Biden has largely refrained from seizing on the particulars of any of the cases against Trump, seeking to maintain distance between the campaign and the decisions of prosecutors who say politics plays no role in their work.

That is not expected to change with the New York trial, as neither the Democratic National Committee nor the Biden campaign intends to comment on it.

White House press secretary Karine Jean-Pierre previously said Biden isn't paying attention to Trump's New York case.

"The president is going to focus on the American people like he does every day. This is not something that is a focus for him," she said in April 2023.

Instead, Biden is set to continue to stress a split screen with his rival, hitting the trail -- where he has emphasized issues like domestic investments, economic growth, health care and abortion while attacking Trump on abortion bans, the Jan. 6 riots at the Capitol and more.

Political observers say the new stage of Trump's legal struggles presents Biden with something of a conundrum, though.

Weighing in on the case risks feeding Trump's argument that the cases are politically motivated. Avoiding it, however, robs Biden of the opportunity to discuss the news of the day, which is likely to flood headlines related to the election, while he tries to convince voters he deserves a second term.

How much do the scandalous details stick?

Experts and strategists who spoke with ABC News said the underlying facts of the case -- the payments to Daniels to cover up an alleged affair -- haven't been a breaking point for the electorate, which they attributed to Trump's long history of controversies about his personal life.

Trump also denies the two ever had a relationship.

But District Attorney Bragg will now have the chance to prosecute Trump and present his evidence before the public. Prosecutors are expected to take several weeks to do so, which could directly undermine Trump's denials and the contention that Bragg's case is baseless. It's less clear how long Trump's defense will take to rebut the prosecution's case in court.

Daniels -- who claims her affair with Trump took place in 2006 shortly after the birth of Trump's son Barron with wife Melania Trump -- is herself a potential witness.
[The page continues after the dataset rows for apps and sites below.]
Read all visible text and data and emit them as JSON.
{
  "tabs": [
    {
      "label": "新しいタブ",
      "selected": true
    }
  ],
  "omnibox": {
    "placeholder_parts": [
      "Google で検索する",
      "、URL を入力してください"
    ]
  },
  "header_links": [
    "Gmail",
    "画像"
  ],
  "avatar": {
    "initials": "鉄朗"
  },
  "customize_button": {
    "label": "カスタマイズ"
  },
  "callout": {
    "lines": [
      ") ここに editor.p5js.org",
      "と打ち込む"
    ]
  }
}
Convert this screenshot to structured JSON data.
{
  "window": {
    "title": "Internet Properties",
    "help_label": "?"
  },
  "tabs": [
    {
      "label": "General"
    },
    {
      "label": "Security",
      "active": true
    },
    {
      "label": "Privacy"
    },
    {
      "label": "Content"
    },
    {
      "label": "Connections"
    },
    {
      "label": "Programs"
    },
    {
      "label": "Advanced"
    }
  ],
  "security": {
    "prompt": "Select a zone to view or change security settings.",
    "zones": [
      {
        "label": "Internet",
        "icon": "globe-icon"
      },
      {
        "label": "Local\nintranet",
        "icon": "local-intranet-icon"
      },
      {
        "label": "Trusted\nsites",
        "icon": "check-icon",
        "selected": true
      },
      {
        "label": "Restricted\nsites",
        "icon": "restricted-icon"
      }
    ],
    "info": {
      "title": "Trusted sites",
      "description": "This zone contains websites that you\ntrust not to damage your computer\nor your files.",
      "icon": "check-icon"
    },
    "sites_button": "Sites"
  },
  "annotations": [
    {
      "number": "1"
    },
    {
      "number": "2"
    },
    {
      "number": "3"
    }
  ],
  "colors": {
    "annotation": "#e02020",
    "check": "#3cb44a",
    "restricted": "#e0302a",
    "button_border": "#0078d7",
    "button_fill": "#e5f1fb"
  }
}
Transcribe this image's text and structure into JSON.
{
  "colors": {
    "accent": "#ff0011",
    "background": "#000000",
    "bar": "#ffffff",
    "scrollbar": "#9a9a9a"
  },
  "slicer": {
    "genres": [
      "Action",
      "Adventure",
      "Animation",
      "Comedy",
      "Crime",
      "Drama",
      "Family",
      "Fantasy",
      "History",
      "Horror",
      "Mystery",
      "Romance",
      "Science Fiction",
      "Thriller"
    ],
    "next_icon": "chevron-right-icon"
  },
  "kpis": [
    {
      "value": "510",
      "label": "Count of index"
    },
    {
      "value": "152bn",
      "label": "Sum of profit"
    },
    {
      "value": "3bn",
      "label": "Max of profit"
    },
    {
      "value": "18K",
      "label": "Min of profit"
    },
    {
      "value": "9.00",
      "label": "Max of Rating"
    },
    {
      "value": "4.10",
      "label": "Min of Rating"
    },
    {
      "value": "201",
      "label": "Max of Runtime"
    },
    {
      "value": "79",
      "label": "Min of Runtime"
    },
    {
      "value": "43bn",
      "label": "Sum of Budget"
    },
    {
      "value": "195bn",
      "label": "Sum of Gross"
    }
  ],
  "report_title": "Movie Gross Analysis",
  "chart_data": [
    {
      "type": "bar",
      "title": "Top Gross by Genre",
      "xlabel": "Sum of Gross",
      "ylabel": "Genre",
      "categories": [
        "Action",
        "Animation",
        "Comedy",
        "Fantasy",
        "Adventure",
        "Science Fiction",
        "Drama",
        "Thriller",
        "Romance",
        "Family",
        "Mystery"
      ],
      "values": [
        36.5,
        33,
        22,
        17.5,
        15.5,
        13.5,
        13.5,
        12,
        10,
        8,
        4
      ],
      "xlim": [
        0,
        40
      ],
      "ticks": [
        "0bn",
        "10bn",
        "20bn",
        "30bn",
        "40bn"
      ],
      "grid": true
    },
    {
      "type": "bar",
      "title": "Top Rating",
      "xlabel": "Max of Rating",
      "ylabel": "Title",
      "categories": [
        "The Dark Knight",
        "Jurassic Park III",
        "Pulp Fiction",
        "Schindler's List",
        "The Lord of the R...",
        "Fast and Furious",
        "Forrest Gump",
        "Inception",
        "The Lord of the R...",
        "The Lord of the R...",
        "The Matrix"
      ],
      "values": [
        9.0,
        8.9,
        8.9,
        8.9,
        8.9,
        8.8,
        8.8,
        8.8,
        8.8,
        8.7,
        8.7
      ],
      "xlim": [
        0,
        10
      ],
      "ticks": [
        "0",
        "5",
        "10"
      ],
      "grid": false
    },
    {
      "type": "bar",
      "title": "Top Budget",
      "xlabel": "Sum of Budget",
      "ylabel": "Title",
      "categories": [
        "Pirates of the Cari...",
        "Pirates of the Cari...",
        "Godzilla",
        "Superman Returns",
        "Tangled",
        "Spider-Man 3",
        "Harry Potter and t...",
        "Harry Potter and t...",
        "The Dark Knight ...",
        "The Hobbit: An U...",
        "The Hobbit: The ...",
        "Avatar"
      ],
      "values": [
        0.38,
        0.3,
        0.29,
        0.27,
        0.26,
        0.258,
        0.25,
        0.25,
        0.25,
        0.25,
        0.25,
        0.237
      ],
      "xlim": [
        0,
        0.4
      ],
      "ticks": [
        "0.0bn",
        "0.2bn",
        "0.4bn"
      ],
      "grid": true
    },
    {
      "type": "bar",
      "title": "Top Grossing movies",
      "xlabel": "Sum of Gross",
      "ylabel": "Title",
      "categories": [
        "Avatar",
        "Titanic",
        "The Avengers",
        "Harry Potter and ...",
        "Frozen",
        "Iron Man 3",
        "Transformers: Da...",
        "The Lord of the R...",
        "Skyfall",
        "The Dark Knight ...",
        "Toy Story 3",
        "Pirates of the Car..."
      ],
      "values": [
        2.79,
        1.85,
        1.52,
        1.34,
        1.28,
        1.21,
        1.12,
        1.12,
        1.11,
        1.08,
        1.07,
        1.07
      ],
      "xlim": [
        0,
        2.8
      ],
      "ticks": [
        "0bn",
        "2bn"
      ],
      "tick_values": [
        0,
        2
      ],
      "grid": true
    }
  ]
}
With details of the alleged affair and cover-up set to be back in the spotlight, feeding constant news coverage, it raises the question of whether that will stick in voters' minds.

Past politicians from Gary Hart to John Edwards to Mark Sanford to Anthony Weiner -- and more -- have all seen their future political careers upended by allegations of sexual misconduct or extramarital affairs.

In Trump's case, however, Daniels' affair claim has not been confirmed.

More broadly, through his decades as a brash, braggadocious real estate mogul and reality TV star at home in the tabloids, he built a public image resistant to such allegations -- and he maintains his good standing with the GOP base.

He was also narrowly elected president in 2016 shortly after the release of a 2005 tape from behind the scenes of "Access Hollywood" in which he boasted about grabbing and kissing women without consent, which he defended as "locker room banter."

More recently, he was found liable in a civil case for sexually assaulting and defaming former magazine columnist E. Jean Carroll after she sued him. He continues to deny her account and is appealing.

ABC News' Gabriella Abdul-Hakim, Peter Charalambous, Katherine Faulders, Aaron Katersky, Soo Rin Kim, Oren Oppenheim, Olivia Rubin, John Santucci and Rachel Scott contributed to this report.